On Mardi Gras
There was a lot of freedom during Mardi Gras. There was a lot of alcohol. For people like me, there was not much to do. Mardi Gras was catering to the others rather than IIT students. I’m glad that somewhere along the line, it became more IIT centric. The level of events was really good. The musicians and the plays were really good but there was always a wild side. Events would go on till late in the night. Western music would go on till 2-3 and people would be lying drunk in OAT.
On his professional life
I was always interested in teaching. I felt that Industry experience would help me be a better teacher. I was with GE for four years. They were pioneers in communications. GE partnered with Ericsson and later they bought over my unit of GE. I then worked for Ericson. Deciding to join IIT was a very simple decision. 40 years was considered a cut-off to join IIT. I was 39 years old and the advertisement came. I joined immediately.
On his experience as a Dean
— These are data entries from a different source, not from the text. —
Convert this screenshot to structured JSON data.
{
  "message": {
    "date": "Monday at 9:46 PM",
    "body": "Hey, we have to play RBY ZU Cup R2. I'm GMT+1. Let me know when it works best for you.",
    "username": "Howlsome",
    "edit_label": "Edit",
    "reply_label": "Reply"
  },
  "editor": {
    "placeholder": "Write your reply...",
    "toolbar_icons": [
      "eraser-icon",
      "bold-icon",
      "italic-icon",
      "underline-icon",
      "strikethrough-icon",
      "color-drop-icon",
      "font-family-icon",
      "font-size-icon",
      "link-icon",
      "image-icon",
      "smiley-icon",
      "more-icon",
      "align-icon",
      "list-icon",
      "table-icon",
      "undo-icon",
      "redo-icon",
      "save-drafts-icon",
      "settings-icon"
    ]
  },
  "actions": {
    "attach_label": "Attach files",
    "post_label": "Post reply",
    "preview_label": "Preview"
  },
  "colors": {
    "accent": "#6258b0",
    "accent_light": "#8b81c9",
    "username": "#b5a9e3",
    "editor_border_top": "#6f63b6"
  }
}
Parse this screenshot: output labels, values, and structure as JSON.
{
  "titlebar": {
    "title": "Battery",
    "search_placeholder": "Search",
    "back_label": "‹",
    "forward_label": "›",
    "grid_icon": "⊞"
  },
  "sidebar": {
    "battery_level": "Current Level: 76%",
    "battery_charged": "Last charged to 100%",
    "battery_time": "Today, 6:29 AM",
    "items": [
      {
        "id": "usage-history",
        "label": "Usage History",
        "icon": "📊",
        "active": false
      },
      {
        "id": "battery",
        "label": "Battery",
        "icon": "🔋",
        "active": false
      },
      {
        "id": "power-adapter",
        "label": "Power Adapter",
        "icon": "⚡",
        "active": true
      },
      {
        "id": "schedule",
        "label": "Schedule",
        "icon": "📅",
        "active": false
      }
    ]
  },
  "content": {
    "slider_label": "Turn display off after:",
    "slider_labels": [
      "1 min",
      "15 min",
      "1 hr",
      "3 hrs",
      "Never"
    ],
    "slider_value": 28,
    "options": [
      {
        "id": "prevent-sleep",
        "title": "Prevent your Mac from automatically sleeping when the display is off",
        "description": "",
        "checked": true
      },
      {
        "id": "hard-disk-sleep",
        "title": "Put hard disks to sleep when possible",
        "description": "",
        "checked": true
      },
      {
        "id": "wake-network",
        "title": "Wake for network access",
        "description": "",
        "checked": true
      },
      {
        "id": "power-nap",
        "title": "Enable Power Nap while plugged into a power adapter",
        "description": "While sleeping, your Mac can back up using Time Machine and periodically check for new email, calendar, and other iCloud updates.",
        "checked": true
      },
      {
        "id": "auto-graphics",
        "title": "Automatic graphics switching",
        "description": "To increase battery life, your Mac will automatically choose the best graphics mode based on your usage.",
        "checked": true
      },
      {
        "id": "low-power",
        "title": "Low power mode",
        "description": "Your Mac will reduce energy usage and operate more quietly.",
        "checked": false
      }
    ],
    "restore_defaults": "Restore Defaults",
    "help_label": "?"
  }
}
We are responsible for the entire infrastructure. The buildings, water, electricity etc. Four years ago we were suddenly asked to double our intake. Suddenly IITs started to grow very fast. The challenge is there even now. We have self-imposed a constraint to preserve the biodiversity. We are already at a maximum-37%. The only option is to demolish old buildings as they were not designed for more than 2 floors. I believe we have done reasonably well. The fact that more and more people getting into IIT is a good thing. Some of those who don’t get in are equally capable as those who get in. But a sudden increase is problematic. You can always adjust timetables for classes but research facilities are a problem. An 18 Crore facility in coming up near CLT. It is a one of a kind transmission electron microscope. It is an extremely sensitive experiment; even minute magnetic fields from underground electric cables would damage it.
One final message to the students
Let me just say that one of the reasons I came back to IIT Madras is that I spent my happiest days here. I feel that the best way to repay the system is to make the students’ experience here very memorable for them. I encourage them to play games like Hockey. Hopefully they will be proud of being from IIT Madras. Whatever I have learnt from my time at Caltech, I will try to share with students hoping that someday with the cooperation of the students we would be in the same league. We have the potential. That’s my dream. In my time we had more interactions with faculty. I think today maybe because of large numbers we are not having much of that. At every occasion possible, I try to have some form of engagement with students like Electrical Freshie night but I think that we should move one step higher.
Prof. David Koilpillai graduated with a B.Tech in Electrical Engineering in 1984 from IIT Madras